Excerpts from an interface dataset

====

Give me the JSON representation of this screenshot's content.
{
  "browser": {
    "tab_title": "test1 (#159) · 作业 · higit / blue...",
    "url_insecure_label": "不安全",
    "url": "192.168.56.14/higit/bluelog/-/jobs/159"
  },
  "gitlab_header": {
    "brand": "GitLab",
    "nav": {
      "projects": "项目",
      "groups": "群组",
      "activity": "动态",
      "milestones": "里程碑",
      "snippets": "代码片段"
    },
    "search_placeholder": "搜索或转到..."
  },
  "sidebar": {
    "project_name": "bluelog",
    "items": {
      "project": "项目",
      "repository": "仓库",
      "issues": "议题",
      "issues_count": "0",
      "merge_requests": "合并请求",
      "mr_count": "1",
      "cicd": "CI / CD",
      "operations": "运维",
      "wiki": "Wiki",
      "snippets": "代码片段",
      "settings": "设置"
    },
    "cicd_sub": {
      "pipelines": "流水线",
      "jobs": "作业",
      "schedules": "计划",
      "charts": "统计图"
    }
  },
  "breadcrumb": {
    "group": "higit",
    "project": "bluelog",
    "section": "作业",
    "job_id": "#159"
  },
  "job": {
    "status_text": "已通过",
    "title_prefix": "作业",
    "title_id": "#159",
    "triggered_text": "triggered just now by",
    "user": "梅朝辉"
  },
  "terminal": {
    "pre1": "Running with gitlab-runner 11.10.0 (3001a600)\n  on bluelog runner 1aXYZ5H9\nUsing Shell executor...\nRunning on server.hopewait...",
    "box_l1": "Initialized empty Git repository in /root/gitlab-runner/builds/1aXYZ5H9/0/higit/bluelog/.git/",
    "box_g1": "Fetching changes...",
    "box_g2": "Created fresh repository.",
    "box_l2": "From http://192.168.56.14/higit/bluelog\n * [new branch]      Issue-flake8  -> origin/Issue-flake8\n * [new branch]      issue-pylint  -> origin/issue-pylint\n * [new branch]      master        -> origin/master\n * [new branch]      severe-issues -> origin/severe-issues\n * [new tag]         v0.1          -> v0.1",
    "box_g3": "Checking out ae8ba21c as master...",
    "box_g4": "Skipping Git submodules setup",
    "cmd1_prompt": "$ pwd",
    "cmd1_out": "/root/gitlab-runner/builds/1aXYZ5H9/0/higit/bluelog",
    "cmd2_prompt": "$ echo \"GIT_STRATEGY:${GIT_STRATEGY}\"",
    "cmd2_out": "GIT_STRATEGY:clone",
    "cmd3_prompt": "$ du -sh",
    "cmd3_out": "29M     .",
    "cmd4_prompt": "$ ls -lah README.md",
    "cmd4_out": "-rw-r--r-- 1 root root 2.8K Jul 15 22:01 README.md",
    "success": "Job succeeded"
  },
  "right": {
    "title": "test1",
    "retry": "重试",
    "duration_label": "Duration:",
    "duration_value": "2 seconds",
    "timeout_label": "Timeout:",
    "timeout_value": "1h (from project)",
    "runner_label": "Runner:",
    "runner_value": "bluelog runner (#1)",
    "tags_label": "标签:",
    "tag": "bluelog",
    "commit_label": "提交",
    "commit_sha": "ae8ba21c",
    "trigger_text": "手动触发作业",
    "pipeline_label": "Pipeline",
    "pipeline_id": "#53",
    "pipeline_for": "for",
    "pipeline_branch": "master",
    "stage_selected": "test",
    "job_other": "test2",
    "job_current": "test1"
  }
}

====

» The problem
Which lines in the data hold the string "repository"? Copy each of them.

» Response for this exercise
      "repository": "仓库",
    "box_l1": "Initialized empty Git repository in /root/gitlab-runner/builds/1aXYZ5H9/0/higit/bluelog/.git/",
    "box_g2": "Created fresh repository.",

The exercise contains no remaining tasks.